WINNIPEG, Sept. 23, 2011 /CNW/ - Early results from the Canadian Grain
Commission's Harvest Sample Program show that ergot could be a grading
issue in this year's wheat harvest. If a producer delivers wheat which
exceeds the tolerances for ergot, the delivery will be downgraded even
if it meets all other grading specifications.
"Despite this issue, we believe the overall quality of this year's wheat
harvest is promising," explains Elwin Hermanson, Chief Commissioner of
the Canadian Grain Commission, "Through our Harvest Sample Program,
we've received samples of high quality wheat, as well as samples
downgraded because of ergot. When we notice a potential problem, it's
our duty to let Canadian producers know."
To date, the Canadian Grain Commission has received about 500 samples of

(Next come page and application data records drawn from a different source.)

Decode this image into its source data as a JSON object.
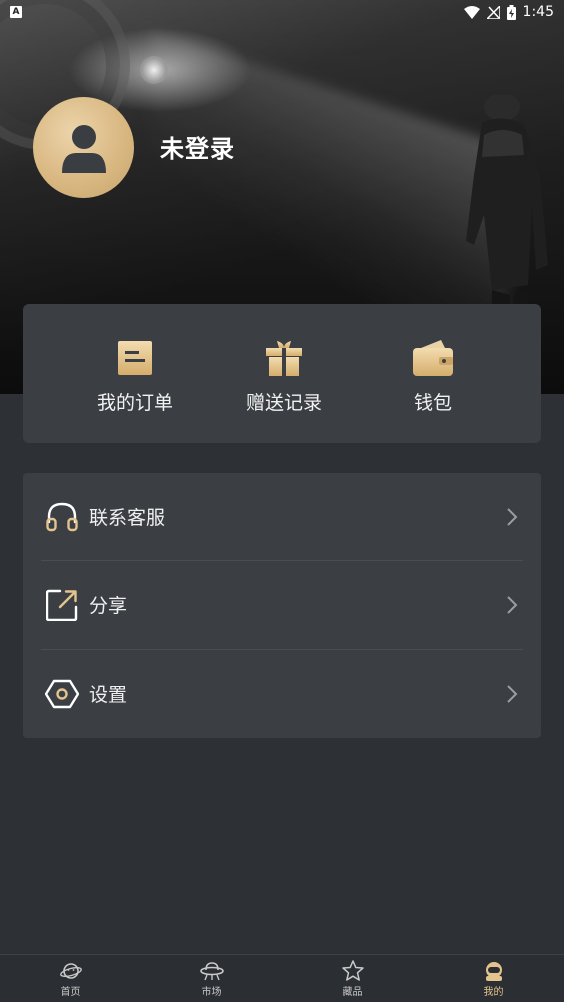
{
  "status_bar": {
    "left_badge": "A",
    "time": "1:45",
    "icons": [
      "wifi-icon",
      "no-signal-icon",
      "battery-charging-icon"
    ]
  },
  "profile": {
    "avatar_icon": "person-icon",
    "title": "未登录"
  },
  "quick_actions": [
    {
      "label": "我的订单",
      "icon": "order-icon"
    },
    {
      "label": "赠送记录",
      "icon": "gift-icon"
    },
    {
      "label": "钱包",
      "icon": "wallet-icon"
    }
  ],
  "menu": [
    {
      "label": "联系客服",
      "icon": "headset-icon"
    },
    {
      "label": "分享",
      "icon": "share-icon"
    },
    {
      "label": "设置",
      "icon": "settings-hexagon-icon"
    }
  ],
  "bottom_nav": [
    {
      "label": "首页",
      "icon": "planet-icon"
    },
    {
      "label": "市场",
      "icon": "ufo-icon"
    },
    {
      "label": "藏品",
      "icon": "star-icon"
    },
    {
      "label": "我的",
      "icon": "astronaut-icon",
      "active": true
    }
  ],
  "colors": {
    "accent_gold": "#e3c48f",
    "card_bg": "#3b3f44",
    "page_bg": "#2d3034"
  }
}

Canada Western Red Spring wheat from producers taking part in the
Harvest Sample Program. Ergot was a grading factor in a number of these
Ergot is caused by the fungus Claviceps purpurea. Wet, cool and cloudy weather during the flowering stages creates ideal
conditions for spores to enter wheat florets. In an infected wheat
plant, purple or black ergot bodies develop in place of wheat kernels.
These bodies can lodge in the soil at harvest. If they survive the
winter, and the following spring is cool and wet, the bodies release
spores and the cycle can begin again.
Ergot is toxic to both humans and animals and its toxicity is not
reduced by processing. It also affects the appearance of products
because it leads to dark specks in flour.
Tolerances for ergot, found in the Canadian Grain Commission's Official
Grain Grading Guide, are based on scientific assessments in order to
maintain the quality and safety of Canada's wheat. A sample that
otherwise meets all tolerances for a grade could be downgraded if it
exceeds the tolerances for ergot for that grade.
Visit our web site, www.grainscanada.gc.ca for more information about ergot, including tips for management.
The Canadian Grain Commission is the federal agency for establishing and
maintaining Canada's grain quality standards. Its programs result in
shipments of grain that consistently meet contract specifications for
quality, safety and quantity. The Canadian Grain Commission regulates
the grain industry to protect producers' rights and ensure the
integrity of grain transactions.
SOURCE Canadian Grain Commission
For further information:
Chief Grain Inspector for Canada
Canadian Grain Commission